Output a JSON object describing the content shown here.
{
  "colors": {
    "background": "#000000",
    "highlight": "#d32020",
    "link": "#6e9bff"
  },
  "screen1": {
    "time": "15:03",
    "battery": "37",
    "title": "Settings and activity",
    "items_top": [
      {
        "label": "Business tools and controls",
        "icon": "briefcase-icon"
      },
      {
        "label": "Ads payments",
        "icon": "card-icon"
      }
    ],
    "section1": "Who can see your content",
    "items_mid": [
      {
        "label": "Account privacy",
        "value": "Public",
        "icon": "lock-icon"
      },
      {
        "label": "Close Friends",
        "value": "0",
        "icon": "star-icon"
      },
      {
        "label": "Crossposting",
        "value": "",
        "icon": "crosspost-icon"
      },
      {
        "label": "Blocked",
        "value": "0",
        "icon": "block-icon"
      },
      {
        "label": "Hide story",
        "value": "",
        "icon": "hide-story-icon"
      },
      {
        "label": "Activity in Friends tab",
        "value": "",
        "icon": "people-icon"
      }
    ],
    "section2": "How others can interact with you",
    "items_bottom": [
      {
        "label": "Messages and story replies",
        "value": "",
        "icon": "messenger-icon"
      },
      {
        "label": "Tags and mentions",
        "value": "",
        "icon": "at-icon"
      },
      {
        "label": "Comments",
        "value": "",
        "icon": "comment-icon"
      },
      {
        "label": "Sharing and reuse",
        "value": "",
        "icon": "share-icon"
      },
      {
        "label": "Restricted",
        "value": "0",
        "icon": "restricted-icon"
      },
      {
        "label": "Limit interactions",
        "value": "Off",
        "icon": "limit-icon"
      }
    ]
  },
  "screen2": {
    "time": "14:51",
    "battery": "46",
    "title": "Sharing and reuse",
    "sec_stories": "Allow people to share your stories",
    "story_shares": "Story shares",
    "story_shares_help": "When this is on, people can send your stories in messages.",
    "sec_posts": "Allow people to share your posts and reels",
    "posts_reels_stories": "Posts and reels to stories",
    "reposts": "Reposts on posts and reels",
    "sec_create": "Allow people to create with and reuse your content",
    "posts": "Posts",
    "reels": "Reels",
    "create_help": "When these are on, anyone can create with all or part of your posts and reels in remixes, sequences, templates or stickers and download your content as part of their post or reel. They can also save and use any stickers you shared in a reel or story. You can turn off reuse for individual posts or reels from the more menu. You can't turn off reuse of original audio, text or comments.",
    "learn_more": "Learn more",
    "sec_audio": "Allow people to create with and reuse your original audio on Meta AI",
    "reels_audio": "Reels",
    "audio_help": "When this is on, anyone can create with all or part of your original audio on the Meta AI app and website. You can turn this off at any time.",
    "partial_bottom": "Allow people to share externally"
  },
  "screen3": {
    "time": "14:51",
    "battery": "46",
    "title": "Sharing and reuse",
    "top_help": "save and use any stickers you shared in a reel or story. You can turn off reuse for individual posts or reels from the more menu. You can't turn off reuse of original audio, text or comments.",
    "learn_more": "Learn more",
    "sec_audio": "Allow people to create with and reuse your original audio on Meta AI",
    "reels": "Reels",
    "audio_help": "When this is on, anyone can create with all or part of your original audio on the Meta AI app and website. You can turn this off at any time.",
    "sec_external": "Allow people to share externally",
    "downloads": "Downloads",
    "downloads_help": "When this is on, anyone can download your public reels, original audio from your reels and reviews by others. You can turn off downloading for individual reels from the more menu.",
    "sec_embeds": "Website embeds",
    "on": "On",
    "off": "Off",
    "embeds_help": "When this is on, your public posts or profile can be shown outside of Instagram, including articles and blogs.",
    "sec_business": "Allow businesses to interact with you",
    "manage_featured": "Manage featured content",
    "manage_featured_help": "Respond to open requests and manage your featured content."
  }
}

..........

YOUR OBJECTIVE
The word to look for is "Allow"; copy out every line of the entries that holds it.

RESPONSE BOX
    "sec_stories": "Allow people to share your stories",
    "sec_posts": "Allow people to share your posts and reels",
    "sec_create": "Allow people to create with and reuse your content",
    "sec_audio": "Allow people to create with and reuse your original audio on Meta AI",
    "partial_bottom": "Allow people to share externally"
    "sec_audio": "Allow people to create with and reuse your original audio on Meta AI",
    "sec_external": "Allow people to share externally",
    "sec_business": "Allow businesses to interact with you",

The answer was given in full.